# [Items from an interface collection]
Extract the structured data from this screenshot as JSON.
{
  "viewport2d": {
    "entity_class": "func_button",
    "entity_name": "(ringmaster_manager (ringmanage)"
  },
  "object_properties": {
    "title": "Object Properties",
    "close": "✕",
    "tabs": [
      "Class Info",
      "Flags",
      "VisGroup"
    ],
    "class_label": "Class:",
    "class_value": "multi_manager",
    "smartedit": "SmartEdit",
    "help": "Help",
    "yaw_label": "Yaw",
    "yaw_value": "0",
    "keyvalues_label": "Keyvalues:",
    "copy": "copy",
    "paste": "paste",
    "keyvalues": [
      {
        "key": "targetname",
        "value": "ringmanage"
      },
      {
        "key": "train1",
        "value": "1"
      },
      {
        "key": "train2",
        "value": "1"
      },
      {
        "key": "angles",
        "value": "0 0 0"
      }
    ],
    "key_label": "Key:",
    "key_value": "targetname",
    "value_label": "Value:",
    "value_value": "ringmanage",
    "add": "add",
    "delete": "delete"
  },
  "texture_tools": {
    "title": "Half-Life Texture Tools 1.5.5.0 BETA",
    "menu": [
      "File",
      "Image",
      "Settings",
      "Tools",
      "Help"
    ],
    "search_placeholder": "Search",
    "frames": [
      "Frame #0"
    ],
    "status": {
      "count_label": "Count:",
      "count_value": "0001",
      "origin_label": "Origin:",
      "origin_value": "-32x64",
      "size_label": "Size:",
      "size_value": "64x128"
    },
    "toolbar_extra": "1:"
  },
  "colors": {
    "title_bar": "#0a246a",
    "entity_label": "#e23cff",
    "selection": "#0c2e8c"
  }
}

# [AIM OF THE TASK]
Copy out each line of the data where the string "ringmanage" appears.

# [ANSWER TO THIS TASK]
    "entity_name": "(ringmaster_manager (ringmanage)"
        "value": "ringmanage"
    "value_value": "ringmanage",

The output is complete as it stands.